The Top 10 Health Myths You Need to Stop Believing
In the real of health and wellness, misinformation can spread like wildfire, often leading to confusion and misguided decisions. While the internet has democratized access to information, it has also become a breeding ground for health myths that can potentially harm individuals' well-being. In this article, we'll debunk 10 common health myths that have persisted for far too long.
Myth 1: Eating eggs raises your cholesterol significantly.
For decades, eggs were demonized for their cholesterol content. However, recent research suggests that dietary cholesterol has less impact on blood cholesterol levels than previously thought. Eggs are a rich source of protein, vitamins, and minerals, making them a nutritious part of balanced diet.
Myth 2: You need to poop every day to be health.
While regular bowel movements are generally healthy, there is no set standard for how often you should go. Some people may poop multiple times a day, while others may go every other day or even less frequently. As long as you're not experiencing constipation or diarrhea, there's no need to worry about your pooping schedule.
Myth 3: Detox diets are necessary to cleanse your body of toxins.
The human body has its own sophisticated detoxification system, which includes the liver, kidneys, and lymphatic system. These organs work tirelessly to eliminate toxins from the body on a daily basis. Detox diets are often unnecessary and can even be harmful, as they can deprive the body of essential nutrients.
Myth 4: Cracking your knuckles leads to arthritis.
Despite the common belief, cracking your knuckles does not cause arthritis. The popping sound is simply the result of gas bubbles forming and bursting in the synovial fluid that surrounds your joints. While cracking your knuckles may be annoying to others, it is not harmful.
Myth 5: Sweat is poisonous.
Sweat is not poisonous; it's primarily composed of water and salt. Sweating is a natural cooling mechanism that helps regulate body temperature. While it's important to rehydrate after sweating, there's no need to fear the release of toxins through sweat.
Myth 6: You can spot-reduce fat by exercising specific muscles.
Unfortunately, spot reduction is not possible. Fat loss occurs throughout the body, not just in the areas being exercised. While targeted exercises can tone and strengthen muscles, they won't necessarily reduce fat deposits in those specific areas.
Myth 7: Granola is a healthy breakfast option.
While granola may contain some healthy ingredients, it's often loaded with added sugars and unhealthy fats. Opt for a breakfast that includes whole grains, fruits, and lean protein for a more balanced and nutritious option.
Myth 8: Eating late at night leads to weight gain.

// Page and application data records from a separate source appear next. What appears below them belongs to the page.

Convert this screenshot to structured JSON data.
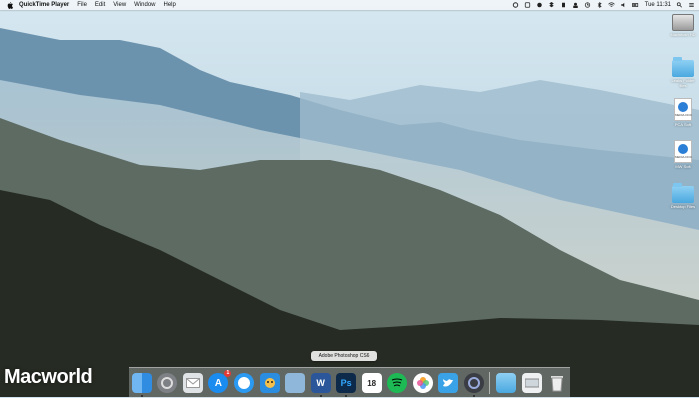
{
  "menubar": {
    "app_name": "QuickTime Player",
    "menus": [
      "File",
      "Edit",
      "View",
      "Window",
      "Help"
    ],
    "clock": "Tue 11:31"
  },
  "desktop": {
    "icons": [
      {
        "label": "Macintosh HD",
        "kind": "hard-drive"
      },
      {
        "label": "Leaks Folder files",
        "kind": "folder"
      },
      {
        "label": "PCA Soft",
        "kind": "file"
      },
      {
        "label": "MW Soft",
        "kind": "file"
      },
      {
        "label": "Desktop Files",
        "kind": "folder"
      }
    ],
    "file_ext": "MEDIA.DOC"
  },
  "watermark": "Macworld",
  "dock": {
    "tooltip": "Adobe Photoshop CS6",
    "calendar_day": "18",
    "app_store_badge": "1",
    "word_letter": "W",
    "photoshop_letters": "Ps",
    "items": [
      "finder-icon",
      "system-preferences-icon",
      "mail-icon",
      "app-store-icon",
      "safari-icon",
      "tweetbot-icon",
      "preview-icon",
      "word-icon",
      "photoshop-icon",
      "calendar-icon",
      "spotify-icon",
      "photos-icon",
      "twitter-icon",
      "quicktime-icon",
      "folder-icon",
      "downloads-icon",
      "trash-icon"
    ]
  }
}
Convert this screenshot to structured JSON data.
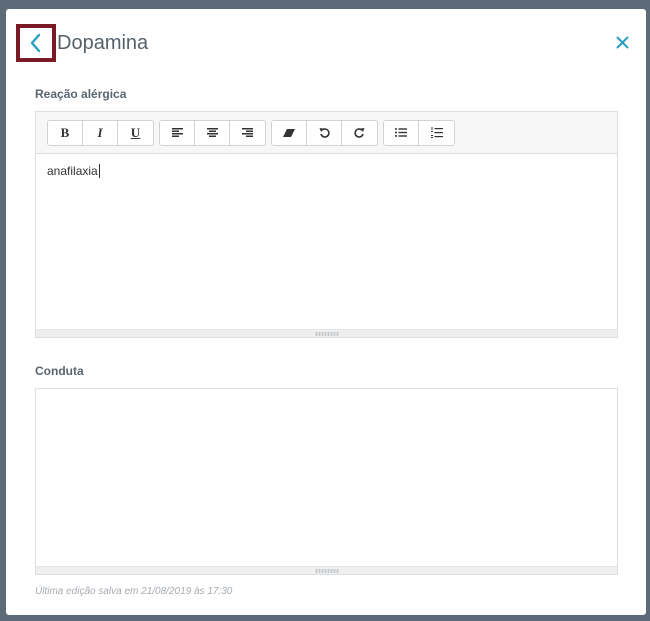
{
  "header": {
    "title": "Dopamina",
    "back_icon": "chevron-left-icon",
    "close_icon": "close-icon",
    "accent_color": "#2a9fc2",
    "highlight_color": "#7a1a24"
  },
  "fields": [
    {
      "label": "Reação alérgica",
      "value": "anafilaxia",
      "has_toolbar": true
    },
    {
      "label": "Conduta",
      "value": "",
      "has_toolbar": false
    }
  ],
  "toolbar": {
    "bold": "B",
    "italic": "I",
    "underline": "U",
    "icons": [
      "align-left-icon",
      "align-center-icon",
      "align-right-icon",
      "eraser-icon",
      "undo-icon",
      "redo-icon",
      "bullet-list-icon",
      "numbered-list-icon"
    ]
  },
  "footer": {
    "last_edit": "Última edição salva em 21/08/2019 às 17:30"
  }
}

The timing of your meals is less important for weight management that the overall quality and quantity of food consumed. As long as you're maintaining a calorie deficit, eating late at night won't cause weight gain.
Myth 9: You need to eat six small meals a day to boost your metabolism.
The number of meals you eat per day has little impact on your metabolism. Focus on eating regular, balanced meals and snacks to keep your blood sugar levels stable and prevent overeating.
Myth 10: You can't prevent a cold with medication.
While over-the-counter medications may provide temporary relief from cold symptoms, they cannot prevent a cold from occurring. The best way to prevent cold is to practice good hygiene, get enough sleep, maintain a healthy lifestyle.
By debunking these common health myths, we can empower individuals to make informed decisions about their health and well-being. Remember, the foundation of good health lies in a balanced diet, regular exercise, adequate sleep, and stress management.